▶

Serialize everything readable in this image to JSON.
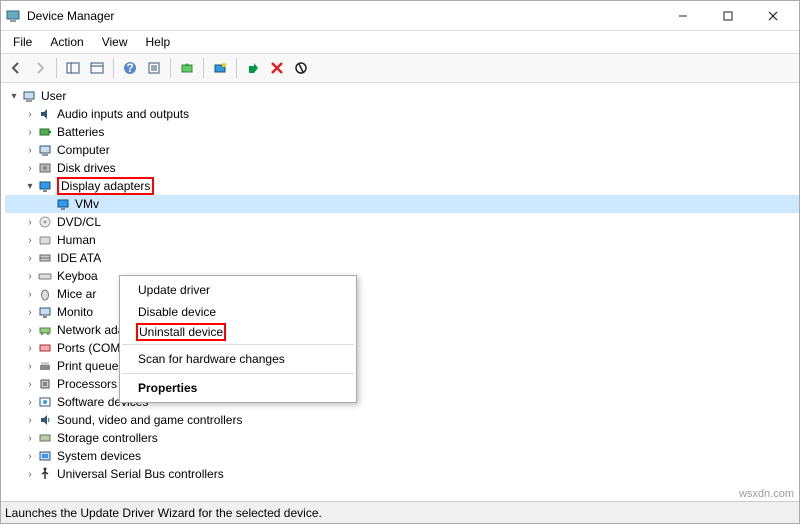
{
  "window": {
    "title": "Device Manager"
  },
  "menubar": [
    "File",
    "Action",
    "View",
    "Help"
  ],
  "tree": {
    "root": "User",
    "nodes": [
      {
        "label": "Audio inputs and outputs",
        "icon": "audio-icon"
      },
      {
        "label": "Batteries",
        "icon": "battery-icon"
      },
      {
        "label": "Computer",
        "icon": "computer-icon"
      },
      {
        "label": "Disk drives",
        "icon": "disk-icon"
      },
      {
        "label": "Display adapters",
        "icon": "display-icon",
        "expanded": true,
        "highlighted": true,
        "children": [
          {
            "label": "VMv",
            "icon": "display-icon",
            "selected": true
          }
        ]
      },
      {
        "label": "DVD/CL",
        "icon": "dvd-icon"
      },
      {
        "label": "Human",
        "icon": "hid-icon"
      },
      {
        "label": "IDE ATA",
        "icon": "ide-icon"
      },
      {
        "label": "Keyboa",
        "icon": "keyboard-icon"
      },
      {
        "label": "Mice ar",
        "icon": "mouse-icon"
      },
      {
        "label": "Monito",
        "icon": "monitor-icon"
      },
      {
        "label": "Network adapters",
        "icon": "network-icon"
      },
      {
        "label": "Ports (COM & LPT)",
        "icon": "ports-icon"
      },
      {
        "label": "Print queues",
        "icon": "printer-icon"
      },
      {
        "label": "Processors",
        "icon": "cpu-icon"
      },
      {
        "label": "Software devices",
        "icon": "software-icon"
      },
      {
        "label": "Sound, video and game controllers",
        "icon": "sound-icon"
      },
      {
        "label": "Storage controllers",
        "icon": "storage-icon"
      },
      {
        "label": "System devices",
        "icon": "system-icon"
      },
      {
        "label": "Universal Serial Bus controllers",
        "icon": "usb-icon"
      }
    ]
  },
  "context_menu": {
    "items": [
      "Update driver",
      "Disable device",
      "Uninstall device",
      "__sep__",
      "Scan for hardware changes",
      "__sep__",
      "Properties"
    ],
    "highlighted": "Uninstall device",
    "bold": "Properties"
  },
  "statusbar": "Launches the Update Driver Wizard for the selected device.",
  "watermark": "wsxdn.com"
}
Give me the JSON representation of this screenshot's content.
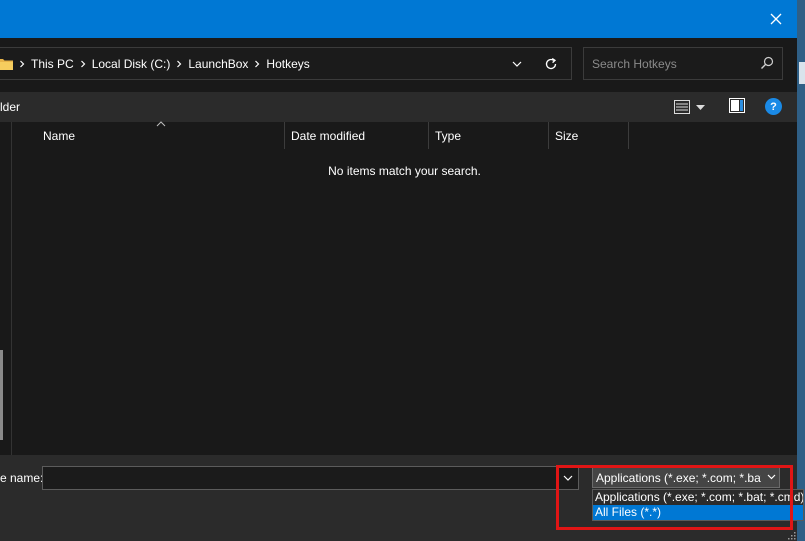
{
  "dialog": {
    "close_icon": "close-icon"
  },
  "address": {
    "breadcrumbs": [
      "This PC",
      "Local Disk (C:)",
      "LaunchBox",
      "Hotkeys"
    ],
    "icons": [
      "folder-icon",
      "chevron-right-icon",
      "chevron-down-icon",
      "refresh-icon"
    ]
  },
  "search": {
    "placeholder": "Search Hotkeys",
    "icon": "search-icon"
  },
  "toolbar": {
    "new_folder_label": "lder",
    "view_icon": "view-menu-icon",
    "preview_pane_icon": "preview-pane-icon",
    "help_label": "?"
  },
  "list": {
    "columns": [
      "Name",
      "Date modified",
      "Type",
      "Size"
    ],
    "empty_message": "No items match your search."
  },
  "bottom": {
    "file_name_label": "e name:",
    "file_name_value": "",
    "file_type_selected": "Applications (*.exe; *.com; *.bat; *.cmd)",
    "file_type_options": [
      "Applications (*.exe; *.com; *.bat; *.cmd)",
      "All Files (*.*)"
    ],
    "selected_option_index": 1
  },
  "colors": {
    "accent": "#0078d4",
    "highlight_box": "#e01515",
    "background": "#191919"
  }
}
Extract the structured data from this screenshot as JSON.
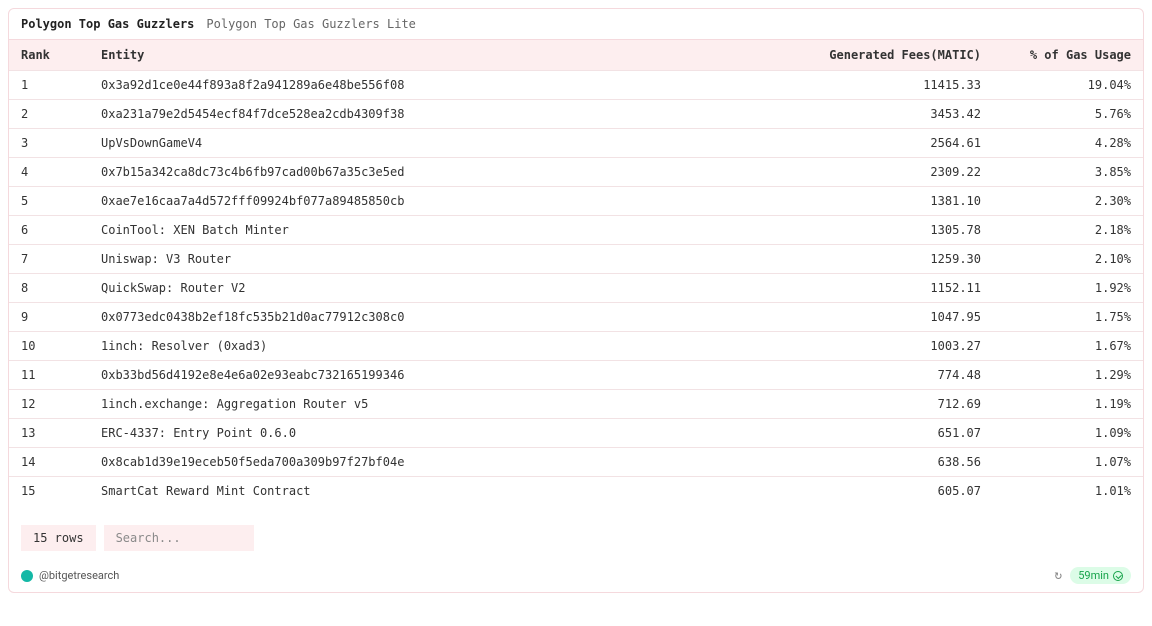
{
  "tabs": {
    "active": "Polygon Top Gas Guzzlers",
    "inactive": "Polygon Top Gas Guzzlers Lite"
  },
  "columns": {
    "rank": "Rank",
    "entity": "Entity",
    "fees": "Generated Fees(MATIC)",
    "pct": "% of Gas Usage"
  },
  "rows": [
    {
      "rank": "1",
      "entity": "0x3a92d1ce0e44f893a8f2a941289a6e48be556f08",
      "fees": "11415.33",
      "pct": "19.04%"
    },
    {
      "rank": "2",
      "entity": "0xa231a79e2d5454ecf84f7dce528ea2cdb4309f38",
      "fees": "3453.42",
      "pct": "5.76%"
    },
    {
      "rank": "3",
      "entity": "UpVsDownGameV4",
      "fees": "2564.61",
      "pct": "4.28%"
    },
    {
      "rank": "4",
      "entity": "0x7b15a342ca8dc73c4b6fb97cad00b67a35c3e5ed",
      "fees": "2309.22",
      "pct": "3.85%"
    },
    {
      "rank": "5",
      "entity": "0xae7e16caa7a4d572fff09924bf077a89485850cb",
      "fees": "1381.10",
      "pct": "2.30%"
    },
    {
      "rank": "6",
      "entity": "CoinTool: XEN Batch Minter",
      "fees": "1305.78",
      "pct": "2.18%"
    },
    {
      "rank": "7",
      "entity": "Uniswap: V3 Router",
      "fees": "1259.30",
      "pct": "2.10%"
    },
    {
      "rank": "8",
      "entity": "QuickSwap: Router V2",
      "fees": "1152.11",
      "pct": "1.92%"
    },
    {
      "rank": "9",
      "entity": "0x0773edc0438b2ef18fc535b21d0ac77912c308c0",
      "fees": "1047.95",
      "pct": "1.75%"
    },
    {
      "rank": "10",
      "entity": "1inch: Resolver (0xad3)",
      "fees": "1003.27",
      "pct": "1.67%"
    },
    {
      "rank": "11",
      "entity": "0xb33bd56d4192e8e4e6a02e93eabc732165199346",
      "fees": "774.48",
      "pct": "1.29%"
    },
    {
      "rank": "12",
      "entity": "1inch.exchange: Aggregation Router v5",
      "fees": "712.69",
      "pct": "1.19%"
    },
    {
      "rank": "13",
      "entity": "ERC-4337: Entry Point 0.6.0",
      "fees": "651.07",
      "pct": "1.09%"
    },
    {
      "rank": "14",
      "entity": "0x8cab1d39e19eceb50f5eda700a309b97f27bf04e",
      "fees": "638.56",
      "pct": "1.07%"
    },
    {
      "rank": "15",
      "entity": "SmartCat Reward Mint Contract",
      "fees": "605.07",
      "pct": "1.01%"
    }
  ],
  "footer": {
    "row_count": "15 rows",
    "search_placeholder": "Search..."
  },
  "attribution": {
    "handle": "@bitgetresearch"
  },
  "status": {
    "time": "59min"
  }
}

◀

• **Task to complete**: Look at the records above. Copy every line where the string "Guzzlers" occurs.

• **Final answer**:
    "active": "Polygon Top Gas Guzzlers",
    "inactive": "Polygon Top Gas Guzzlers Lite"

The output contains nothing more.